Dataset rows for apps and sites:
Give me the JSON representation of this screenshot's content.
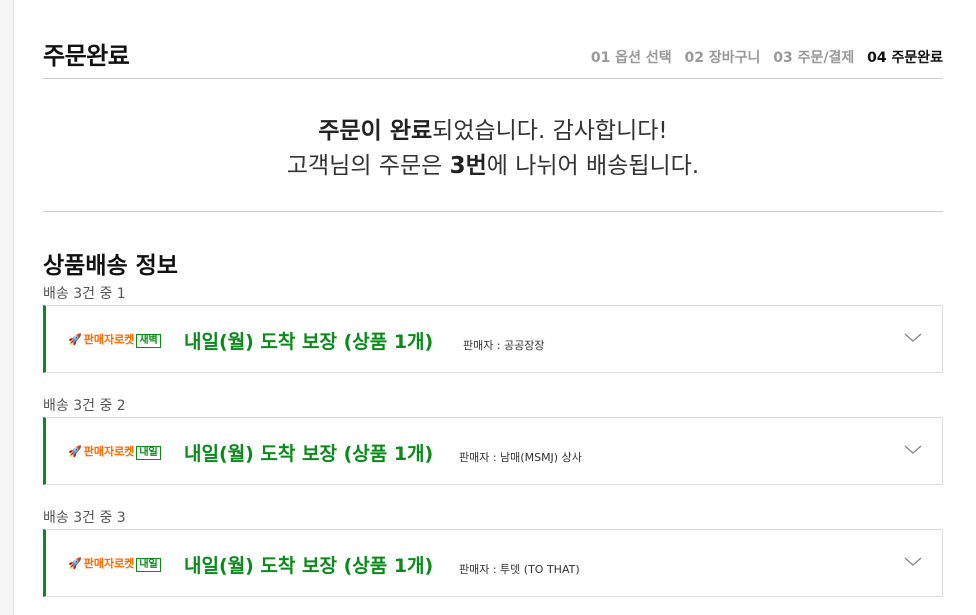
{
  "header": {
    "title": "주문완료",
    "steps": [
      "01 옵션 선택",
      "02 장바구니",
      "03 주문/결제",
      "04 주문완료"
    ]
  },
  "message": {
    "line1_strong": "주문이 완료",
    "line1_rest": "되었습니다. 감사합니다!",
    "line2_pre": "고객님의 주문은 ",
    "line2_strong": "3번",
    "line2_post": "에 나뉘어 배송됩니다."
  },
  "section": {
    "title": "상품배송 정보"
  },
  "shipments": [
    {
      "label": "배송 3건 중 1",
      "badge": "판매자로켓",
      "badge_tag": "새벽",
      "delivery": "내일(월) 도착 보장 (상품 1개)",
      "seller": "판매자 : 공공장장"
    },
    {
      "label": "배송 3건 중 2",
      "badge": "판매자로켓",
      "badge_tag": "내일",
      "delivery": "내일(월) 도착 보장 (상품 1개)",
      "seller": "판매자 : 남매(MSMJ) 상사"
    },
    {
      "label": "배송 3건 중 3",
      "badge": "판매자로켓",
      "badge_tag": "내일",
      "delivery": "내일(월) 도착 보장 (상품 1개)",
      "seller": "판매자 : 투뎃 (TO THAT)"
    }
  ],
  "colors": {
    "accent": "#0a8a1a",
    "rocket": "#ff6a00"
  }
}
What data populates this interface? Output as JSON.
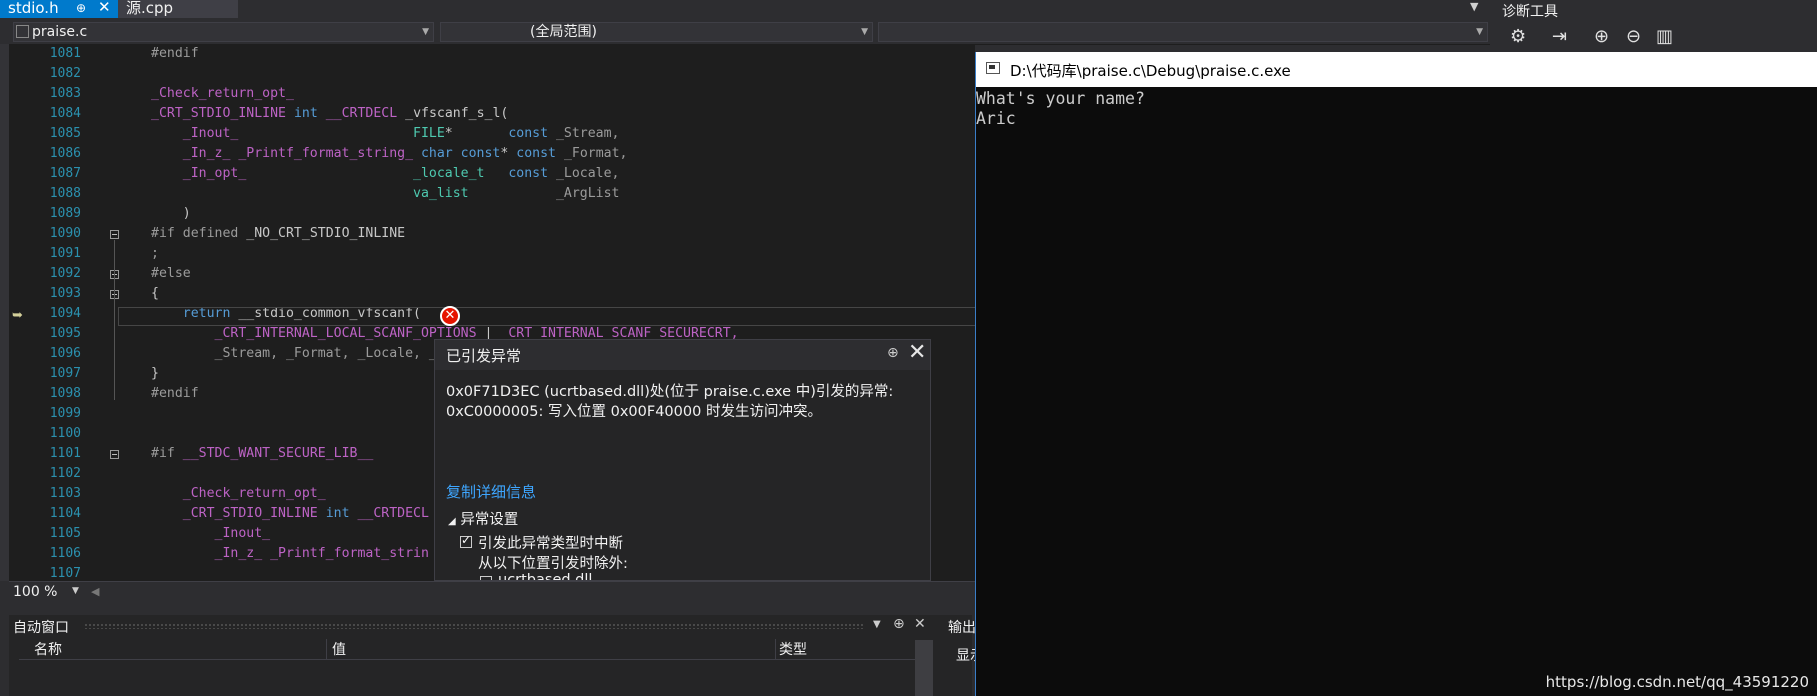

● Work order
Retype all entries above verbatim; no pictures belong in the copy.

● Answer to this task
Give me the JSON representation of this screenshot's content.
{
  "header": {
    "title": "주문완료",
    "steps": [
      "01 옵션 선택",
      "02 장바구니",
      "03 주문/결제",
      "04 주문완료"
    ]
  },
  "message": {
    "line1_strong": "주문이 완료",
    "line1_rest": "되었습니다. 감사합니다!",
    "line2_pre": "고객님의 주문은 ",
    "line2_strong": "3번",
    "line2_post": "에 나뉘어 배송됩니다."
  },
  "section": {
    "title": "상품배송 정보"
  },
  "shipments": [
    {
      "label": "배송 3건 중 1",
      "badge": "판매자로켓",
      "badge_tag": "새벽",
      "delivery": "내일(월) 도착 보장 (상품 1개)",
      "seller": "판매자 : 공공장장"
    },
    {
      "label": "배송 3건 중 2",
      "badge": "판매자로켓",
      "badge_tag": "내일",
      "delivery": "내일(월) 도착 보장 (상품 1개)",
      "seller": "판매자 : 남매(MSMJ) 상사"
    },
    {
      "label": "배송 3건 중 3",
      "badge": "판매자로켓",
      "badge_tag": "내일",
      "delivery": "내일(월) 도착 보장 (상품 1개)",
      "seller": "판매자 : 투뎃 (TO THAT)"
    }
  ],
  "colors": {
    "accent": "#0a8a1a",
    "rocket": "#ff6a00"
  }
}
What data populates this interface? Output as JSON.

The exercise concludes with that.